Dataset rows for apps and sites
········

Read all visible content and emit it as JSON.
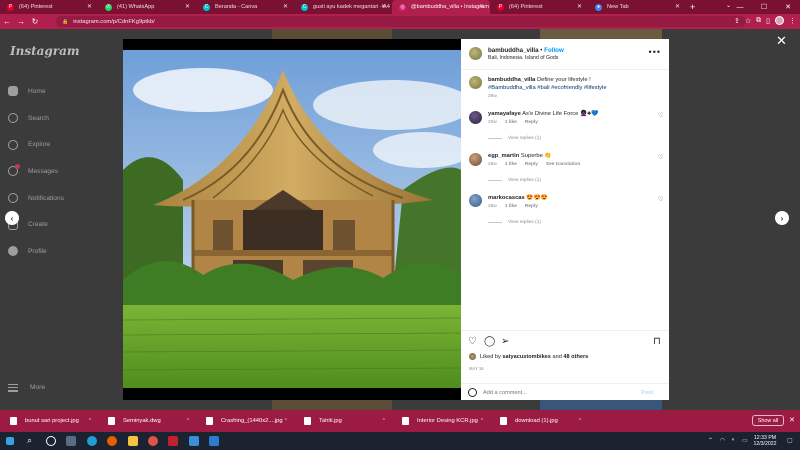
{
  "browser": {
    "tabs": [
      {
        "label": "(64) Pinterest",
        "icon": "pinterest-icon",
        "color": "#e60023",
        "active": false
      },
      {
        "label": "(41) WhatsApp",
        "icon": "whatsapp-icon",
        "color": "#25d366",
        "active": false
      },
      {
        "label": "Beranda - Canva",
        "icon": "canva-icon",
        "color": "#00c4cc",
        "active": false
      },
      {
        "label": "gusti ayu kadek megantari - A4",
        "icon": "canva-icon",
        "color": "#00c4cc",
        "active": false
      },
      {
        "label": "@bambuddha_villa • Instagram",
        "icon": "instagram-icon",
        "color": "#d62976",
        "active": true
      },
      {
        "label": "(64) Pinterest",
        "icon": "pinterest-icon",
        "color": "#e60023",
        "active": false
      },
      {
        "label": "New Tab",
        "icon": "chrome-icon",
        "color": "#4285f4",
        "active": false
      }
    ],
    "url": "instagram.com/p/CdnFKg9ptkb/"
  },
  "instagram": {
    "logo": "Instagram",
    "nav": [
      {
        "label": "Home",
        "icon": "home-icon"
      },
      {
        "label": "Search",
        "icon": "search-icon"
      },
      {
        "label": "Explore",
        "icon": "compass-icon"
      },
      {
        "label": "Messages",
        "icon": "messenger-icon"
      },
      {
        "label": "Notifications",
        "icon": "heart-icon"
      },
      {
        "label": "Create",
        "icon": "plus-square-icon"
      },
      {
        "label": "Profile",
        "icon": "avatar-icon"
      }
    ],
    "more": "More"
  },
  "post": {
    "username": "bambuddha_villa",
    "follow": "Follow",
    "location": "Bali, Indonesia. Island of Gods",
    "caption_text": "Define your lifestyle !",
    "hashtags": "#Bambuddha_villa #bali #ecofriendly #lifestyle",
    "caption_age": "28w",
    "comments": [
      {
        "user": "yamayafaye",
        "text": "As'e Divine Life Force 👩🏿‍🦱♣💙",
        "age": "20w",
        "likes": "1 like",
        "reply": "Reply",
        "translation": "",
        "view_replies": "View replies (1)"
      },
      {
        "user": "egp_martin",
        "text": "Superbe 👏",
        "age": "28w",
        "likes": "1 like",
        "reply": "Reply",
        "translation": "See translation",
        "view_replies": "View replies (1)"
      },
      {
        "user": "markocascas",
        "text": "😍😍😍",
        "age": "28w",
        "likes": "1 like",
        "reply": "Reply",
        "translation": "",
        "view_replies": "View replies (1)"
      }
    ],
    "liked_by_prefix": "Liked by",
    "liked_by_user": "satyacustombikes",
    "liked_by_suffix": "and",
    "liked_by_others": "48 others",
    "date": "MAY 16",
    "comment_placeholder": "Add a comment...",
    "post_button": "Post"
  },
  "downloads": [
    {
      "name": "bunut sari project.jpg"
    },
    {
      "name": "Seminyak.dwg"
    },
    {
      "name": "Crashing_(1440x2....jpg"
    },
    {
      "name": "Tahiti.jpg"
    },
    {
      "name": "Interior Desing KCR.jpg"
    },
    {
      "name": "download (1).jpg"
    }
  ],
  "show_all": "Show all",
  "taskbar": {
    "time": "12:33 PM",
    "date": "12/3/2022"
  }
}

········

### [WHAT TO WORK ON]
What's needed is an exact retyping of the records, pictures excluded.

### [RESPONSE AREA]
Read all visible content and emit it as JSON.
{
  "browser": {
    "tabs": [
      {
        "label": "(64) Pinterest",
        "icon": "pinterest-icon",
        "color": "#e60023",
        "active": false
      },
      {
        "label": "(41) WhatsApp",
        "icon": "whatsapp-icon",
        "color": "#25d366",
        "active": false
      },
      {
        "label": "Beranda - Canva",
        "icon": "canva-icon",
        "color": "#00c4cc",
        "active": false
      },
      {
        "label": "gusti ayu kadek megantari - A4",
        "icon": "canva-icon",
        "color": "#00c4cc",
        "active": false
      },
      {
        "label": "@bambuddha_villa • Instagram",
        "icon": "instagram-icon",
        "color": "#d62976",
        "active": true
      },
      {
        "label": "(64) Pinterest",
        "icon": "pinterest-icon",
        "color": "#e60023",
        "active": false
      },
      {
        "label": "New Tab",
        "icon": "chrome-icon",
        "color": "#4285f4",
        "active": false
      }
    ],
    "url": "instagram.com/p/CdnFKg9ptkb/"
  },
  "instagram": {
    "logo": "Instagram",
    "nav": [
      {
        "label": "Home",
        "icon": "home-icon"
      },
      {
        "label": "Search",
        "icon": "search-icon"
      },
      {
        "label": "Explore",
        "icon": "compass-icon"
      },
      {
        "label": "Messages",
        "icon": "messenger-icon"
      },
      {
        "label": "Notifications",
        "icon": "heart-icon"
      },
      {
        "label": "Create",
        "icon": "plus-square-icon"
      },
      {
        "label": "Profile",
        "icon": "avatar-icon"
      }
    ],
    "more": "More"
  },
  "post": {
    "username": "bambuddha_villa",
    "follow": "Follow",
    "location": "Bali, Indonesia. Island of Gods",
    "caption_text": "Define your lifestyle !",
    "hashtags": "#Bambuddha_villa #bali #ecofriendly #lifestyle",
    "caption_age": "28w",
    "comments": [
      {
        "user": "yamayafaye",
        "text": "As'e Divine Life Force 👩🏿‍🦱♣💙",
        "age": "20w",
        "likes": "1 like",
        "reply": "Reply",
        "translation": "",
        "view_replies": "View replies (1)"
      },
      {
        "user": "egp_martin",
        "text": "Superbe 👏",
        "age": "28w",
        "likes": "1 like",
        "reply": "Reply",
        "translation": "See translation",
        "view_replies": "View replies (1)"
      },
      {
        "user": "markocascas",
        "text": "😍😍😍",
        "age": "28w",
        "likes": "1 like",
        "reply": "Reply",
        "translation": "",
        "view_replies": "View replies (1)"
      }
    ],
    "liked_by_prefix": "Liked by",
    "liked_by_user": "satyacustombikes",
    "liked_by_suffix": "and",
    "liked_by_others": "48 others",
    "date": "MAY 16",
    "comment_placeholder": "Add a comment...",
    "post_button": "Post"
  },
  "downloads": [
    {
      "name": "bunut sari project.jpg"
    },
    {
      "name": "Seminyak.dwg"
    },
    {
      "name": "Crashing_(1440x2....jpg"
    },
    {
      "name": "Tahiti.jpg"
    },
    {
      "name": "Interior Desing KCR.jpg"
    },
    {
      "name": "download (1).jpg"
    }
  ],
  "show_all": "Show all",
  "taskbar": {
    "time": "12:33 PM",
    "date": "12/3/2022"
  }
}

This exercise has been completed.